Members of a Washington panel discussion on teacher use of data agreed that educators need better training in data, but first teachers need to trust it.
All Blog Posts With professional development Tag or Category
February 05, 2014
February 05, 2014
Such a distinction between idealized implementation and reality would seem to be progress. Just when it seemed like the Gates Foundation was conceding that it is important to acknowledge the facts about their theories, however, Phillips showed she was just spouting rhetoric.
February 04, 2014
Edcamps are being organized around the world and some of us have "edcamp envy" which is why we are creating our own.
January 26, 2014
Teachers can't be expected to become the brilliant master educators our kids need them to be without 10,000 hours of practice with someone they really trust (and who plays no role in their evaluation) who will give them critical feedback along the way...My primary mission these days is to convince those who hold power in our schools that teachers and administrators deserve and need coaches throughout their careers
January 23, 2014
When it comes to education, there are numerous critical issues that need to be addressed in 2014, and these are ten of them.
January 21, 2014
Being a victim of the system is not an effective way to promote progress, we must be a part of the solution.
January 19, 2014
An hour engaging in a Twitter chat will be well worth your time.
January 14, 2014
We need to move away from discussing teaching and focus our efforts on learning. In today's guest blog, Professor John Hattie provides the 7 mind frames that will help us do that.
January 13, 2014
Professional Learning Communities (PLCs) are the most important professional development trend and development in education. They embody many of the broader adult learning trends: interest-driven, high engagement, flexible, and social. There are PLCs for teachers by level and discipline, PLCs for teachers in districts and networks, PLCs for principals—and even PLCs for specific tasks like aligning texts to the Common Core.
January 12, 2014
When I first became a teacher, I spent incredible amounts of money on my classroom, but was incredibly wary of spending money on professional learning.

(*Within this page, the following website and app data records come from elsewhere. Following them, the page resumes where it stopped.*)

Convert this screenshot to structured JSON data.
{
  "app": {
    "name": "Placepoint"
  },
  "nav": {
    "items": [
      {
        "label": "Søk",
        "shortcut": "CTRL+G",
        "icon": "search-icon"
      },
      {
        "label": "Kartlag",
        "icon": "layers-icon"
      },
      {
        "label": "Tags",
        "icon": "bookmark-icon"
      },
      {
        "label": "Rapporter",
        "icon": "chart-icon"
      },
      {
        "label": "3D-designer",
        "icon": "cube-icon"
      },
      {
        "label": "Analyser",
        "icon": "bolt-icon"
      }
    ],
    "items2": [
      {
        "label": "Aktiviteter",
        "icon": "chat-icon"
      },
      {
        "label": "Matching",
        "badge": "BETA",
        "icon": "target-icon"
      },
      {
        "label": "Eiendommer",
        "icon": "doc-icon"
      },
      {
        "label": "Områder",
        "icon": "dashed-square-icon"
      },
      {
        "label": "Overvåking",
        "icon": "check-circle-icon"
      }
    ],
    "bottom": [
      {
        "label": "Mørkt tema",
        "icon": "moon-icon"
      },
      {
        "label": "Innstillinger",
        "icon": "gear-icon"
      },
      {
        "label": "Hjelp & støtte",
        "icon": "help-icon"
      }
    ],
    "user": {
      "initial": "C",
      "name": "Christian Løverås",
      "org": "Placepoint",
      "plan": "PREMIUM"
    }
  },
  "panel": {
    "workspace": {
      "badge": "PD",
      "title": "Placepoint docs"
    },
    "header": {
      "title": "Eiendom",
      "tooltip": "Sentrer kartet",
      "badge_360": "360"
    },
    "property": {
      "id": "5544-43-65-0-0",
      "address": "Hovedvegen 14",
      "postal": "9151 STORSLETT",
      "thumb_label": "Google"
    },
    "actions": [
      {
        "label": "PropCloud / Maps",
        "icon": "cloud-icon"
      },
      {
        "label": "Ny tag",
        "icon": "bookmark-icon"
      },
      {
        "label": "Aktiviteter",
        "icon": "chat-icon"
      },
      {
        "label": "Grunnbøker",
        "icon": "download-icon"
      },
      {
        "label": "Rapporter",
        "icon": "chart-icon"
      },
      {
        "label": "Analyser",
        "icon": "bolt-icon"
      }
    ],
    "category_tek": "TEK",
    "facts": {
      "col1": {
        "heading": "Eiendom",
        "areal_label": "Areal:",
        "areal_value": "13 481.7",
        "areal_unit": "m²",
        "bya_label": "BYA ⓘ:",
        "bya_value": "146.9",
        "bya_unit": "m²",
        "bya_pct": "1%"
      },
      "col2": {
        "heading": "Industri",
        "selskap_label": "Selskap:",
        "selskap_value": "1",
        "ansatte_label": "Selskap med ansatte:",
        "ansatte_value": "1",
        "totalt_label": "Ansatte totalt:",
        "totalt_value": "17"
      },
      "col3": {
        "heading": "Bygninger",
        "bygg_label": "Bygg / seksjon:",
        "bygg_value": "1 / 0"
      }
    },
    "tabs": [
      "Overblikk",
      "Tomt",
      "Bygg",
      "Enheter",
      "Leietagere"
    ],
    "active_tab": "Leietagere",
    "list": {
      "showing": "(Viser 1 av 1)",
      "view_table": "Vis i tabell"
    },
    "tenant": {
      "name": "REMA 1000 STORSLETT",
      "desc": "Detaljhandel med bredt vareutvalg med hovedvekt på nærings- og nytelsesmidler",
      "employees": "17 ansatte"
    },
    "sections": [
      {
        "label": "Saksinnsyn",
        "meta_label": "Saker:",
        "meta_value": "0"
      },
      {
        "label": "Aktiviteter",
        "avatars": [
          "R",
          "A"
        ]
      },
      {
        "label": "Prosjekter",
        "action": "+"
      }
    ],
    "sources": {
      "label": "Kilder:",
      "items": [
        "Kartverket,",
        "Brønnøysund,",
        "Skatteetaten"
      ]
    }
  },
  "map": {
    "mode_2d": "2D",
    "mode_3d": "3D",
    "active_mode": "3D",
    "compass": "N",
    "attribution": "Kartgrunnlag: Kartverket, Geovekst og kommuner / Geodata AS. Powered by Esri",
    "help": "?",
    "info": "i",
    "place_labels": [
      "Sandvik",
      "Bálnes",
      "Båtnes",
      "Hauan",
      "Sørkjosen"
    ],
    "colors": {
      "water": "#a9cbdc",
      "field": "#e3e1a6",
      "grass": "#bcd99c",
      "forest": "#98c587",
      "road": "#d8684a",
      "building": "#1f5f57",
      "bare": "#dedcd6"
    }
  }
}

Attending a stale Saturday "workshop" where I left without any inspiration or real learning didn't seem worth dollars I could be spending on my classroom library. Now, 10 years later, I'm gleefully shelling out hundreds of dollars for conferences. What changed? As I reflected on this mindshift, I kept coming back to the following three factors that make me want to attend a professional learning event.